GOAL OF THE EXERCISE
Retype the data that follows with no alterations, please.

** Opening AVAILABLE DATA block **

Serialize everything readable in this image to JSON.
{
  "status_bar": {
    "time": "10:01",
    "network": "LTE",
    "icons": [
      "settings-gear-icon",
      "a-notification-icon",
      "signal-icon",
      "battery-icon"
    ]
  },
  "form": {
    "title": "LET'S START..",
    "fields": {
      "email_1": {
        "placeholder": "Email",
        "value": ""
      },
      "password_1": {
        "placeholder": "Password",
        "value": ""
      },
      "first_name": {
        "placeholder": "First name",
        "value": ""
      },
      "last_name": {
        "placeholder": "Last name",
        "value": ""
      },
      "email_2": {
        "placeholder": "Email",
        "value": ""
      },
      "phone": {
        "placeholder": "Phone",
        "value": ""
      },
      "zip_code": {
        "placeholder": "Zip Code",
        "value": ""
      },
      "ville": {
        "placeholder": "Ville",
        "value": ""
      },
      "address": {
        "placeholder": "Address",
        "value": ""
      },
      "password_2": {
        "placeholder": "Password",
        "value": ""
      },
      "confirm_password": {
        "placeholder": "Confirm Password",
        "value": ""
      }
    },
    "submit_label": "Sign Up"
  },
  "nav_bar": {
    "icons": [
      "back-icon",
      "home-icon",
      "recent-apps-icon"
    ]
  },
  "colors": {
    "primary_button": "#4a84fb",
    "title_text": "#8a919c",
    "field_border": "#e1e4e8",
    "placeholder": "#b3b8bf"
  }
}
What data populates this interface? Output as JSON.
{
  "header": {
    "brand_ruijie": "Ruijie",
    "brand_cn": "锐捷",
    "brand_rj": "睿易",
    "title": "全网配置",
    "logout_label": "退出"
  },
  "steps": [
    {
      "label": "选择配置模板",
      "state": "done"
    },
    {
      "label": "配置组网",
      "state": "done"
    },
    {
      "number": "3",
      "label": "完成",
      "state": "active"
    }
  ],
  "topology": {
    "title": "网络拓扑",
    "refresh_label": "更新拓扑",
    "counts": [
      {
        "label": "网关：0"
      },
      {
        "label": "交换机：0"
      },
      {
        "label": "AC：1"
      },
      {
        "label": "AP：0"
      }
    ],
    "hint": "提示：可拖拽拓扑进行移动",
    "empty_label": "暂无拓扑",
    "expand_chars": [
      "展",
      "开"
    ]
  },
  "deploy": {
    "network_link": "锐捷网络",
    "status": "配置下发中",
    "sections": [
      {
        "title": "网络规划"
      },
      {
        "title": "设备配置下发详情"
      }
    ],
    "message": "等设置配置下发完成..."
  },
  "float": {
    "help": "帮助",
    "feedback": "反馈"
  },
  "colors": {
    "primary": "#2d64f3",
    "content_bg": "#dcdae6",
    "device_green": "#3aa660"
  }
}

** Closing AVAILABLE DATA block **

TASK ANSWER
Serialize everything readable in this image to JSON.
{
  "status_bar": {
    "time": "10:01",
    "network": "LTE",
    "icons": [
      "settings-gear-icon",
      "a-notification-icon",
      "signal-icon",
      "battery-icon"
    ]
  },
  "form": {
    "title": "LET'S START..",
    "fields": {
      "email_1": {
        "placeholder": "Email",
        "value": ""
      },
      "password_1": {
        "placeholder": "Password",
        "value": ""
      },
      "first_name": {
        "placeholder": "First name",
        "value": ""
      },
      "last_name": {
        "placeholder": "Last name",
        "value": ""
      },
      "email_2": {
        "placeholder": "Email",
        "value": ""
      },
      "phone": {
        "placeholder": "Phone",
        "value": ""
      },
      "zip_code": {
        "placeholder": "Zip Code",
        "value": ""
      },
      "ville": {
        "placeholder": "Ville",
        "value": ""
      },
      "address": {
        "placeholder": "Address",
        "value": ""
      },
      "password_2": {
        "placeholder": "Password",
        "value": ""
      },
      "confirm_password": {
        "placeholder": "Confirm Password",
        "value": ""
      }
    },
    "submit_label": "Sign Up"
  },
  "nav_bar": {
    "icons": [
      "back-icon",
      "home-icon",
      "recent-apps-icon"
    ]
  },
  "colors": {
    "primary_button": "#4a84fb",
    "title_text": "#8a919c",
    "field_border": "#e1e4e8",
    "placeholder": "#b3b8bf"
  }
}
What data populates this interface? Output as JSON.
{
  "header": {
    "brand_ruijie": "Ruijie",
    "brand_cn": "锐捷",
    "brand_rj": "睿易",
    "title": "全网配置",
    "logout_label": "退出"
  },
  "steps": [
    {
      "label": "选择配置模板",
      "state": "done"
    },
    {
      "label": "配置组网",
      "state": "done"
    },
    {
      "number": "3",
      "label": "完成",
      "state": "active"
    }
  ],
  "topology": {
    "title": "网络拓扑",
    "refresh_label": "更新拓扑",
    "counts": [
      {
        "label": "网关：0"
      },
      {
        "label": "交换机：0"
      },
      {
        "label": "AC：1"
      },
      {
        "label": "AP：0"
      }
    ],
    "hint": "提示：可拖拽拓扑进行移动",
    "empty_label": "暂无拓扑",
    "expand_chars": [
      "展",
      "开"
    ]
  },
  "deploy": {
    "network_link": "锐捷网络",
    "status": "配置下发中",
    "sections": [
      {
        "title": "网络规划"
      },
      {
        "title": "设备配置下发详情"
      }
    ],
    "message": "等设置配置下发完成..."
  },
  "float": {
    "help": "帮助",
    "feedback": "反馈"
  },
  "colors": {
    "primary": "#2d64f3",
    "content_bg": "#dcdae6",
    "device_green": "#3aa660"
  }
}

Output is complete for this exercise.